It’s important for me to continue working toward the next thing…whatever that may be. Whether it’s a project I want to do or another way to professionally challenge myself, I have to keep striving for the next thing. If not, I begin to feel restless or bored. It’s like the saying “a rolling stone, gathers no moss.” The phrase implies the person who stays active will avoid stagnation (modern meaning). That’s me, alright! How about you? Are you gathering moss?

Doesn’t hurt to try

Boro stitching

Do you ever wonder what’s the point in trying?

Recently I had a conversation with someone who mentioned that she was exploring so many things that it felt like she had an attention deficit disorder. I wondered if there is anything really wrong with being attracted to new ideas and creative outlets. Do you have to stick with just one? What if you try something and you don’t like it? Is it a failure if you don’t want to continue with a project?

From a young age, I was exposed to all sorts of creative outlets. I loved the diversity of it all. Crochet, needlepoint and counted cross-stitch were big things in my life when I was a child. Loved them all! Then forget all that when I found knitting in my 20’s….my passion! Then in my 40’s, there was quilting…the traditional (piecing fabric blocks) kind. Oh boy! I was hooked…until I wasn’t. Seriously, I really hated it and ran away from it all. I was too much of a perfectionist. Those matchy-matchy seams drove me Cr@Zy!

So, then I moved on to mixed-media and started exploring polymer clay, stamp carving, surface design, paper mache, collage, needle felting, weaving, et.al. Was I going insane? No. Eventually all this creative play brought me to where I am today. I have things I started and will never finish. I frequently donate my unloved supplies to school art supply drives or charity-based thrift shops.

But hey…I’m still trying new things…I always will! Why? because I love the thrill of trying! And as an art quilter, every so often those old skills come in handy. I love having this overflowing toolbox of resources!

Currently I’m exploring boro stitching, which is a Japanese method of hand-stitching used to mend fabrics. I’ve always hated my hand stitching, but I’m allowing myself to embrace my imperfection. It’s such a meditative process to mindlessly run stitches through cloth. The finished results are so intriguing.

In trying new things, you’re figuring out what works for you (sometimes it will and sometimes it won’t). It’s OK, if you decide you don’t like to do something, then just let it go. If you hate it, toss it in the trash and donate the supplies to a friend or charity.
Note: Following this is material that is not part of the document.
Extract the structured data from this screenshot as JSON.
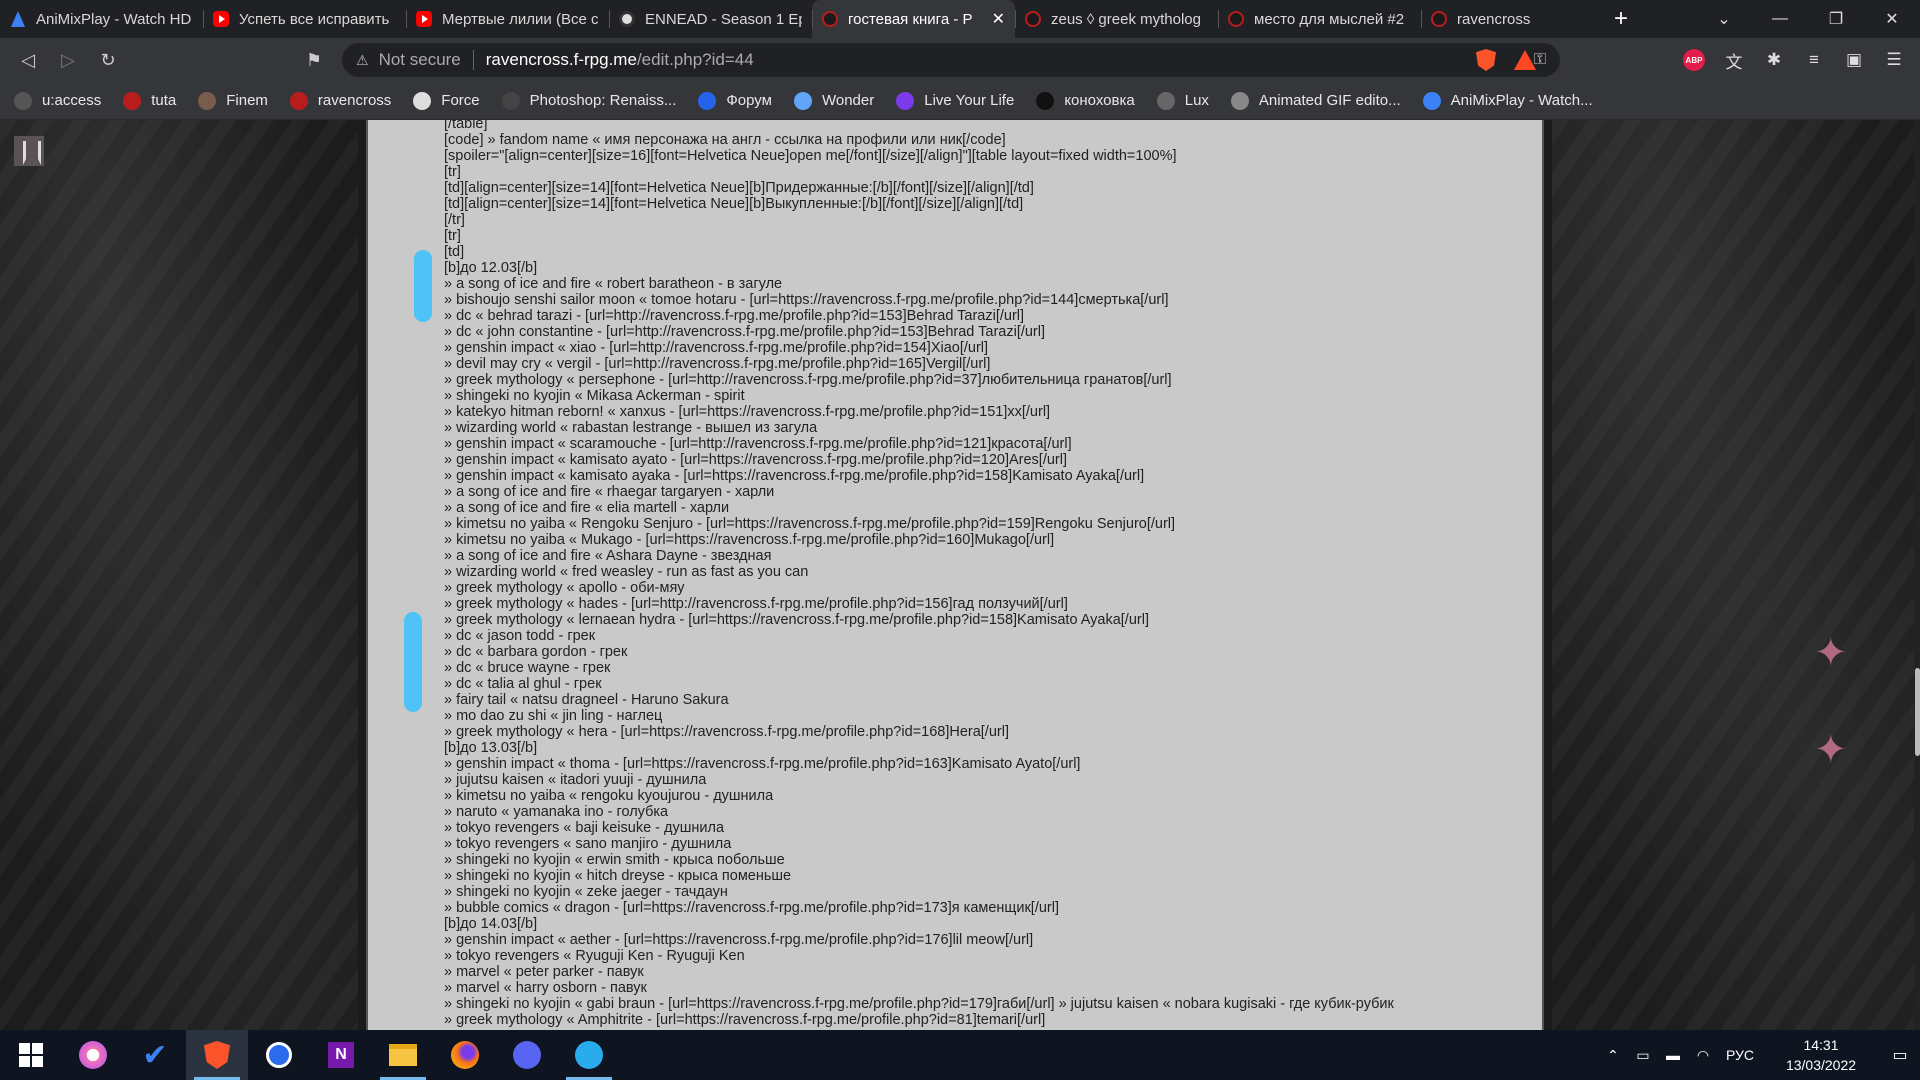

Just remember, it doesn’t hurt to try.

Inspired to seize the day

I’ve been anticipating for this day for several months. It’s May 1. When I was a child, the teachers would get a construction paper basket placed on their classroom doorknob. Each May 1st, or May Day, flowers were left in the paper basket. I don’t hear much about May Day anymore. Maybe that’s because I live in the south and spring arrives earlier than in Illinois where I grew up.

However, it wasn’t May Day that I was anticipating. It was actually the end of April. I have been in overdrive for many months. As of this week, the crazy-busy is over. I traveled a lot this year; Florida, Bahamas, Ohio and just returned from California. Now it’s time to get focused…no major events to distract me for awhile. It’s time to attack that “to-do” list I started. Now I’m faced with being accountable only to myself. No outside sources to drag me down a rabbit hole. (Well, that’s the plan anyhow!)

While I was in California, I spent time with my beloved Aunt and with 200 like-minded creatives at the SAQA conference. Inspiration was all around me. I laughed, I cried, and I contemplated. It is amazing how much positive energy you can receive being with kindred spirits.

Now that I’m home I must find the inspiration within myself. It’s easy to get distracted by all the noise. It takes focus to find inspiration alongside the clutter of every day life. What inspires you? Have you ever thought about it?

I find inspiration on a day like today. It’s May 1st and spring is here. The sun is shining. My windows are open. It’s warm, but not too warm. I hear the birds out the window. And, feel the breeze in the air. Days like this make me feel at peace and inspired to seize the day.